* **The task**:
Word for word, restate every entry that follows.

——————

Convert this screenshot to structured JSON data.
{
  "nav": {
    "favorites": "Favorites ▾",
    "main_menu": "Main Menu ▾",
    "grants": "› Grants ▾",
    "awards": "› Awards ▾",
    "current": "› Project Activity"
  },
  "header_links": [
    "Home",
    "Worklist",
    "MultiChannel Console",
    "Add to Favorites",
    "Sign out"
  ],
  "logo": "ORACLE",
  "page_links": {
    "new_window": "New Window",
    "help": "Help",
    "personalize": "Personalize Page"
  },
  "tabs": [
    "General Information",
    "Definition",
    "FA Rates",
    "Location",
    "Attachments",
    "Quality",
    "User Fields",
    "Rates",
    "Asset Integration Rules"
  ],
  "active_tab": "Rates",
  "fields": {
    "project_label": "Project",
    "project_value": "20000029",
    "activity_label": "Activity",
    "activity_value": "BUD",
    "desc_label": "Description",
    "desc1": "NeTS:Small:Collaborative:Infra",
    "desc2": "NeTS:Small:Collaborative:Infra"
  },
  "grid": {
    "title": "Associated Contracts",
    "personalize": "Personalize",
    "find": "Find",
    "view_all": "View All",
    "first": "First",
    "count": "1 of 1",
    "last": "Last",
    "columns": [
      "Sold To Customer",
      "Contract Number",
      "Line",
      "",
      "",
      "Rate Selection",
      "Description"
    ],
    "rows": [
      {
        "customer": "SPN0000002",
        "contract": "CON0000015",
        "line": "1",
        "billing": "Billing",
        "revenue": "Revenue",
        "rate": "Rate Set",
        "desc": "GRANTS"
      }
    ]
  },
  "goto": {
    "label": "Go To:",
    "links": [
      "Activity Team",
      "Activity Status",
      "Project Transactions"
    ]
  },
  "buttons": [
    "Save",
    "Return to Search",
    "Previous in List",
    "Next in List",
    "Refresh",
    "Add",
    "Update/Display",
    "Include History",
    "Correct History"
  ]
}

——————

* **Output of the exercise**:
Convert this screenshot to structured JSON data.
{
  "nav": {
    "favorites": "Favorites ▾",
    "main_menu": "Main Menu ▾",
    "grants": "› Grants ▾",
    "awards": "› Awards ▾",
    "current": "› Project Activity"
  },
  "header_links": [
    "Home",
    "Worklist",
    "MultiChannel Console",
    "Add to Favorites",
    "Sign out"
  ],
  "logo": "ORACLE",
  "page_links": {
    "new_window": "New Window",
    "help": "Help",
    "personalize": "Personalize Page"
  },
  "tabs": [
    "General Information",
    "Definition",
    "FA Rates",
    "Location",
    "Attachments",
    "Quality",
    "User Fields",
    "Rates",
    "Asset Integration Rules"
  ],
  "active_tab": "Rates",
  "fields": {
    "project_label": "Project",
    "project_value": "20000029",
    "activity_label": "Activity",
    "activity_value": "BUD",
    "desc_label": "Description",
    "desc1": "NeTS:Small:Collaborative:Infra",
    "desc2": "NeTS:Small:Collaborative:Infra"
  },
  "grid": {
    "title": "Associated Contracts",
    "personalize": "Personalize",
    "find": "Find",
    "view_all": "View All",
    "first": "First",
    "count": "1 of 1",
    "last": "Last",
    "columns": [
      "Sold To Customer",
      "Contract Number",
      "Line",
      "",
      "",
      "Rate Selection",
      "Description"
    ],
    "rows": [
      {
        "customer": "SPN0000002",
        "contract": "CON0000015",
        "line": "1",
        "billing": "Billing",
        "revenue": "Revenue",
        "rate": "Rate Set",
        "desc": "GRANTS"
      }
    ]
  },
  "goto": {
    "label": "Go To:",
    "links": [
      "Activity Team",
      "Activity Status",
      "Project Transactions"
    ]
  },
  "buttons": [
    "Save",
    "Return to Search",
    "Previous in List",
    "Next in List",
    "Refresh",
    "Add",
    "Update/Display",
    "Include History",
    "Correct History"
  ]
}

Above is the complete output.